My husband had an affair with another guy about two years after we met but supposedly cut it off. Unbeknownst to me, they kept it up for 20 years. During that time, we built a life together as husbands, and in an effort to salvage that, he agreed to end the love part of their relationship.

I do believe that he has not seen this guy again since our agreement, but they are having some phone conversations. My husband says it’s OK because they are just friends now, and that I am unreasonable and being “stupid.”

Should I “man up” as he says and accept that I “won,” or is it fair to ask that even these calls stop?

Dear Just Wrong:

You’re not stupid, but you may be blind. While people can change sometimes, your husband appears not to have even tried. The pattern of behavior — making promises, doing whatever he wants afterward while lying about it — has lasted 20 years. 

Even if we assume that they really are “just friends” now, you’ve got a big problem. Logically, friends on the phone do no harm, especially compared to two decades of lies. But emotionally and taken in the spirit of rebuilding trust, it’s unreasonable. Actually, it’s egregious for him to ask you to put up with it.

Where you go from here is a tough road no matter what you decide. If your husband is as willing to make a change as he says, and you are willing to believe he’s capable of it, you’ll both have to work hard to make it happen. Deciding to leave would be difficult as well, but if the only person you trust is you, you’d still be in better company alone.

Whichever way you go, learn to think more of yourself without his characterizations, and unpack the toxic phrase “man up.” Better yet, throw it out without wasting another minute on it.

The Q is for entertainment purposes and not professional counseling. Send your burning Qs to [email protected]

Illustration by Brad Gibson

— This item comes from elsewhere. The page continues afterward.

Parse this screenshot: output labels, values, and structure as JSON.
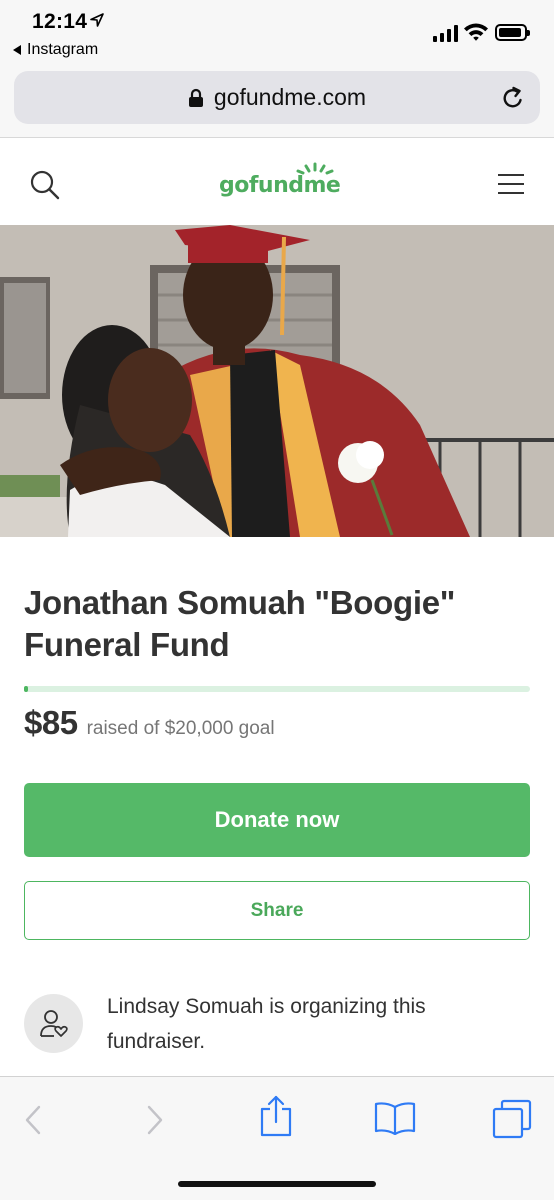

This column originally appeared in Q magazine. Read the latest issue, enjoy all of the past editions of The Q advice column, and look for a new issue of Q each week online and around town.